Like it usually is for many in such a situation, I would feel so homesick the whole working week, painfully waiting for a Friday to jump on a bus to Blantyre and spend the weekend there!
This is exactly how I became a regular in both the Lilongwe Bus Depot and the market behind it. If I were to wait for a bus to amass enough passengers for a trip, I would spend an hour or so in the market, buying books or fruits to enjoy during the ride.
For a change, I would walk about the bus depot, getting acquainted to a couple of minibus drivers, vendors, callboys and a few other souls to whom the crowded bus depot is home.
I began to see patterns in the disorganisation that characterises the congested market and bus terminal.
Life in the market and bus depot began to accept me too. I made friends and enjoyed the benefits it oozes to know the muscles that control the mafia life of these two worlds.
So, one Friday evening as the sun surrendered the baton to the rule of evening, I was in the market appreciating some old but nice magazines at a stall behind in which were five guys enjoying liquor from a five litre plastic container they had concealed in a black school bag.
Amid banter, cigarettes and music from a small radio set, the five enjoyed their union.
The four were regular piecework seekers, I got to learn. The fifth, the financier of the merrymaking was, from the cue of their chit-chat,an ‘in-law’ to one of the call boys.
‘Mlamu wathu walemera adakali mwana — lero akugula zokumwa mosaumira!’ the ‘beneficiaries’ would shout amid sips.

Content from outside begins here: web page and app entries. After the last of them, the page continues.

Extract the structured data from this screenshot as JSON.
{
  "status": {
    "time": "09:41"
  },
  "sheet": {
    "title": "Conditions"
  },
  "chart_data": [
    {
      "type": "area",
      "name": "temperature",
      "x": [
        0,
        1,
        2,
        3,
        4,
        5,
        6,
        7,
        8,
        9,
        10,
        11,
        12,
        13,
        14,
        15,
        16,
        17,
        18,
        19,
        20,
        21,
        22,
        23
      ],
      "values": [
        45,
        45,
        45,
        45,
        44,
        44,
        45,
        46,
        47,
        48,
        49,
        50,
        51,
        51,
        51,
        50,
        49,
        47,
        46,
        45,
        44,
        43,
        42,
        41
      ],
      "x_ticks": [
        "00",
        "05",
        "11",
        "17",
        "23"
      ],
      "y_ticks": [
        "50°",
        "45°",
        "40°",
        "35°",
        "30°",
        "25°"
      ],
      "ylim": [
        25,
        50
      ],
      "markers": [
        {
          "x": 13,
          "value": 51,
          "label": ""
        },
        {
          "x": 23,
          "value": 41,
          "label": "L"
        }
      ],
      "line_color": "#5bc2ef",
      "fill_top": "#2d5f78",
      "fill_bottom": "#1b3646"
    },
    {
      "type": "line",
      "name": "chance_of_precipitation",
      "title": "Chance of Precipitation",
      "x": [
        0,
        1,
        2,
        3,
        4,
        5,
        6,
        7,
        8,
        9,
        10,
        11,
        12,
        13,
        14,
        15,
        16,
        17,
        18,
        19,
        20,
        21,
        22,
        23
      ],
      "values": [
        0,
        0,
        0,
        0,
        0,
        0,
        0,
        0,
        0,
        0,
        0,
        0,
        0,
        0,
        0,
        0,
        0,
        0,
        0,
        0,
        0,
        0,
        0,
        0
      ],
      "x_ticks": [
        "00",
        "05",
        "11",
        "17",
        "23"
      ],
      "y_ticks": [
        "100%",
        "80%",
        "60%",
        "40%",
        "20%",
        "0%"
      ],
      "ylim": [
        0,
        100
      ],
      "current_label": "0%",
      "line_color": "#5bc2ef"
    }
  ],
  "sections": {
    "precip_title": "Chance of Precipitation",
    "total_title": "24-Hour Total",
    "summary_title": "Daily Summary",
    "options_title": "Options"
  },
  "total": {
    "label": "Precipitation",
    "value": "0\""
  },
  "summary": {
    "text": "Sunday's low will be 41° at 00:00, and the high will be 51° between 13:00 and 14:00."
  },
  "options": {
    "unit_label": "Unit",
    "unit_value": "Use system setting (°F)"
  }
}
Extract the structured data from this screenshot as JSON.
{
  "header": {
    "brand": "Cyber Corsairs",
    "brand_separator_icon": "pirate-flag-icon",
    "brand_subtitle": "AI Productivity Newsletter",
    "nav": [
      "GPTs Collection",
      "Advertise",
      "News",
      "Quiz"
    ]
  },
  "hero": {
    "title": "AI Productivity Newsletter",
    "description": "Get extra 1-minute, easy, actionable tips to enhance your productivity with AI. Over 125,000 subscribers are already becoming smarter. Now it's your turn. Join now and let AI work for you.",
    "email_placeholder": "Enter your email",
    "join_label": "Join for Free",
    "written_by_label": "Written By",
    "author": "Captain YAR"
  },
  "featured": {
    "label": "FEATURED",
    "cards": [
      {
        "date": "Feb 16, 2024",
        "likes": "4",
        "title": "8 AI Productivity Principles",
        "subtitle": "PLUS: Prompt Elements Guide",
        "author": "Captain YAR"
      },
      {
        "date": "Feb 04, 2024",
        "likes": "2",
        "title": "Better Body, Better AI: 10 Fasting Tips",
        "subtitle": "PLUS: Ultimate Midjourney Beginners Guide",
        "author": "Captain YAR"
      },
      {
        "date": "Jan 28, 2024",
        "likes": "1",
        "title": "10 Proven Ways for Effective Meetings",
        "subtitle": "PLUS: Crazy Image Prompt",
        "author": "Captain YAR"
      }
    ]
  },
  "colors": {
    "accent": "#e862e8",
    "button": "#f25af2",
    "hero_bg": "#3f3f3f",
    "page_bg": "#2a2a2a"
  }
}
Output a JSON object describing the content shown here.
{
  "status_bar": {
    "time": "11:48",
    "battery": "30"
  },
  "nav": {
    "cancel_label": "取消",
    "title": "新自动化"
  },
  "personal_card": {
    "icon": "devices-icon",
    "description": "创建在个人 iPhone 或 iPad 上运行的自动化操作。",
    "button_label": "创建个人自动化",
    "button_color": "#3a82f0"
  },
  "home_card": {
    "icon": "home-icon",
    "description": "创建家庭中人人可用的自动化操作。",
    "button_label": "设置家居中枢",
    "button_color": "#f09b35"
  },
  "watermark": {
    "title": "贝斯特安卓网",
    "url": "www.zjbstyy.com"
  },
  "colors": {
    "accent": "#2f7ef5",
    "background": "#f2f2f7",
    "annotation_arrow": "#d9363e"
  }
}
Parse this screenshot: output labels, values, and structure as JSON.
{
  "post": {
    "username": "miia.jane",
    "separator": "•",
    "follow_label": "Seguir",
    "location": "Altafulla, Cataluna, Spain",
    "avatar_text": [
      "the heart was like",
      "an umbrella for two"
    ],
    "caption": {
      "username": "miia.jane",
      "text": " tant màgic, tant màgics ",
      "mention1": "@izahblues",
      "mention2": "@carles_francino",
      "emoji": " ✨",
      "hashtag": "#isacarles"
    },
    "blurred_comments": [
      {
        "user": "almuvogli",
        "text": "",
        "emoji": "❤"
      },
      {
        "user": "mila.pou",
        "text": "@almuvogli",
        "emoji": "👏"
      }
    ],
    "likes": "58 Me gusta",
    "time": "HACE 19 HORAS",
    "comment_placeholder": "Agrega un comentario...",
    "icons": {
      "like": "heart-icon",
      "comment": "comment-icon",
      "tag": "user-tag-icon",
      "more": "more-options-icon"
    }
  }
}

As darkness fell, the alcohol had taken its toll on the five, mainly Mlamu the buyer! His short trips to the loo were becoming cumbersome.
On one of his attempts to the loo, Mlamu the buyer lost his footing and landed on his knees. He rose up quickly and dusted himself, the whole episode punctuated by laughter from his friends.
The next trip, Mlamu staggered and rested on a stall. The four friends rushed to help him. Mlamu was leaning forward, his head almost in between his knees, but still looking good to go.
But the four friends soon had Mlamu up in the air, each one of them holding on to Mlamu by the limb it suited them best.
It was an emergency situation now and the one most related to Mlamu was shouting on top of his voice:
‘Usasanzire mumsika, ulakwitsa kwambiri Mlamu!’
At first, Mlamu tried to break free, telling the friends he was okay to walk with just a little help, but the men were in control, holding him towards the exit.
‘Zigwire Mlamu, usasanzire mumsika Mlamu! Tiye kuseliku ukasanzire kumeneko Mlamu!’
People made way in the narrow aisle between the ill-spaced stalls for Mlamu and company to hurry out of the market. Mlamu looked weary.
At least Mlamu was lucky to have friends so willing to carry a man on the edge of puking, I thought to myself.
In fact, the other guys had been taking the alcohol sparingly, watching Mlamu walk into their trap with his serious gulps of the drink!
Mlamu’s story this week catapulted to the forefront of my mind by a recent spate of texts message making rounds:
‘Okondeka, mwapatamalata, njinga komanso matumba a simenti 10! Chonde tumizani adilesi yanu komanso K10,000 yoti tilipire omwe adzakakusiyireni katunduyu.’
I knew someone somewhere may blindly walk into this trap, just like Mlamu did on that harrowing Friday! n